Brian Krebs reported on July 15, 2015 that Impact Team “leaked maps of internal company servers, employee network account information, company bank account data and salary information” as well as “snippets of account data apparently sampled at random from among some 40 million users” of Ashley Madison, Cougar Life and Established Men.
Krebs — who appears in “The Ashley Madison Affair” — published two followup articles on the service’s hack last week. The first revealed that the primary suspect of the hack died by suicide in 2014; the second offers additional information about why that person was the primary suspect.
Nobody has been charged in the Ashley Madison hack, and it doesn’t seem any progress has been made towards identifying the culprits.
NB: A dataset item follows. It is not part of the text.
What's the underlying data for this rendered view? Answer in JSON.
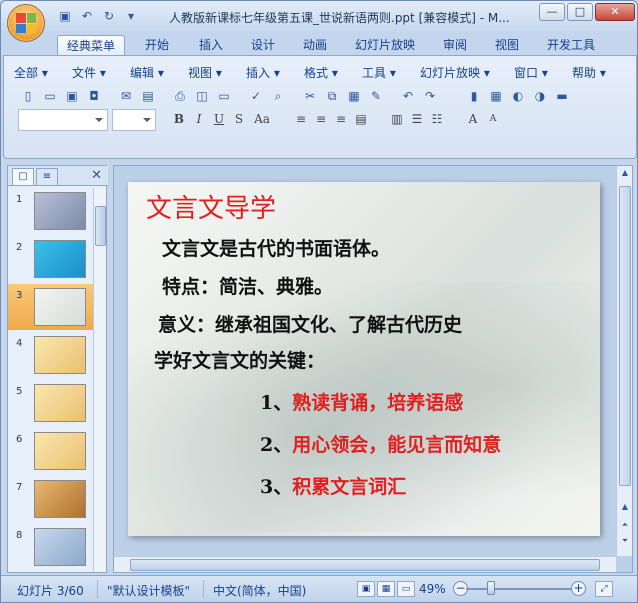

“I realize this ending may be unsatisfying for many readers, as it is for me,” Krebs wrote. “The story I wrote in 2015 about the Ashley Madison hack is still the biggest scoop I’ve published here (in terms of traffic), yet it remains perhaps the single most frustrating investigation I’ve ever pursued. But my hunch is that there is still more to this story that has yet to unfold.”
The Record: A ransomware attack on the town of Cornelius, North Carolina has led to “delayed or unavailable services,” with a town representative telling The Record that the “services most affected will be those delivered over the phone or those requiring staff to access files located on our servers.” The town’s 911 services remain operational, however.
Wired: Variety Jones, whose real name is Roger Thomas Clark, was sentenced to 20 years in prison for helping administer the infamous Silk Road dark web drug marketplace. (Silk Road creator Ross Ulbricht was sentenced to life in prison in 2015.)
CyberScoop: The White House revealed on July 13 its implementation plan for the National Cybersecurity Strategy, but CyberScoop noted that “if courts rule against [new] standards and Chinese hackers are nonetheless able to penetrate cloud services, Biden administration officials face a tall task in trying to protect the nation’s most sensitive infrastructure.”
Microsoft engaged in a bit of typographical defenestration last week — which is to say Calibri has been replaced as the Office suite’s default font.
The company said on July 13 that its new font, Aptos, “will start appearing as the new default font across Word, Outlook, PowerPoint and Excel for hundreds of millions of users” and will replace Calibri as the default font for all Microsoft customers “over the next few months.”
The Verge noted that this is poor timing for the U.S. State Department, which finally switched to Calibri earlier this year. I suspect other organizations will be quicker to switch to Aptos, so don’t be surprised if hastily printed signs the world over look a little different than they used to.
And don’t worry — Microsoft said that Calibri will join Times New Roman and Arial in their special place atop the list of installed fonts. This place of honor all but guarantees that nobody will forget Calibri as they scroll as quickly as possible to the most hallowed of fonts: Comic Sans.